Directed by Morgan Matthews
X+Y is a smart drama that rides the fine line between movie and TV-drama-of-the-week by juxtaposing the life-changing events thrust upon the filmís young autistic protagonist and maths genius, Nathan Ellis (Asa Butterfield), with the everyday hassles of his condition for those around him. The audience follows Nathan on his journey to Taiwan, as he is selected to compete in the International Mathematical Olympiad Preliminary Section Contest. Being away from home, Nathan is forced to deal with a new environment, new people and a feeling he doesnít quite understand: love.
Across the board, the performances are top notch.
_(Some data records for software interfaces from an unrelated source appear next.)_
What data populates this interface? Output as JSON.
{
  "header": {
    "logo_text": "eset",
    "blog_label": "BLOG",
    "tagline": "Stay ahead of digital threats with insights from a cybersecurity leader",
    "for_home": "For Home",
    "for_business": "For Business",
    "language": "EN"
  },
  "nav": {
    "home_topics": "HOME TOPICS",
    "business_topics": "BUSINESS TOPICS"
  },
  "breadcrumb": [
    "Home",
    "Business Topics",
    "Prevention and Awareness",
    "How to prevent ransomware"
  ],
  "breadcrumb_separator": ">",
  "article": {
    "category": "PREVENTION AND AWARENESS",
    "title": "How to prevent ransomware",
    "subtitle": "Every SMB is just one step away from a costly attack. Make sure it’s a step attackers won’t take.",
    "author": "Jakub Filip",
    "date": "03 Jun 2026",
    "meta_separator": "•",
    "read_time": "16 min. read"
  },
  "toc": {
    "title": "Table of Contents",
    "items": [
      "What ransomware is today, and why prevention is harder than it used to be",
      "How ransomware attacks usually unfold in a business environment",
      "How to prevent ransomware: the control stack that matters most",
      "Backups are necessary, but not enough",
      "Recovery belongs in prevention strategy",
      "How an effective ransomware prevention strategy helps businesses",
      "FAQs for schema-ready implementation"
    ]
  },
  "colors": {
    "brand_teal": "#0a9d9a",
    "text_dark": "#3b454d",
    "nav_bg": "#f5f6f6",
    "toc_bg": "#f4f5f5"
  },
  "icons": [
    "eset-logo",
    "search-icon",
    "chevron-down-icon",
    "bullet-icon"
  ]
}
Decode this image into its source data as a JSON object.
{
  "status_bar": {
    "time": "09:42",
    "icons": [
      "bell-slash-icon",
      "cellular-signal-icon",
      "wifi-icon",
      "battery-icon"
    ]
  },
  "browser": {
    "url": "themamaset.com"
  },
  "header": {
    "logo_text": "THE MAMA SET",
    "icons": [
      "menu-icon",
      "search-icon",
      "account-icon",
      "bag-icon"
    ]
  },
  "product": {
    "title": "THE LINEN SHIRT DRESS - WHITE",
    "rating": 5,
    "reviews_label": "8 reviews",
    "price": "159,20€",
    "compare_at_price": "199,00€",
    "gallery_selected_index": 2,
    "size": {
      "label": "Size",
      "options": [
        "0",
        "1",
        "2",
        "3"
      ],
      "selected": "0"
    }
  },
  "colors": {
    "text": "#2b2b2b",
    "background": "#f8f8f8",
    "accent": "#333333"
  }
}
Rafe Spall gives a very likeable, unsentimental characterisation as Nathanís multiple-sclerosis-suffering tutor, Mr Humphreys. Eddie Marsan as competition leader, Richard, shows us the subtle twattery that can turn smart, misunderstood kids into disagreeable adults. Jo Yang as Zhang Mei, Nathanís maths partner, displays great maturity and control in the ebb and flow of some quite complex emotional scenes and brings the audience along in trying to understand Nathan. The filmís star, Asa Butterfield, carries it all beautifully. Heís a quiet, coiled spring, ready to jump clear of any possible contact or public interaction. He tells us so much through awkward body language but never falls into affectation.
However, there are some odd flaws. The film overuses its score, which seems to tell us at every turn how emotional and important everything is. With the director and actors having done so much of that legwork with the story, the ambience the music brings ends up feeling redundant.
Combining a director who has a perceptive sensitivity towards the everyday reality of behavioural disorders with the authentic performances from the cast, X+Y is a film that has its heart firmly in the right place.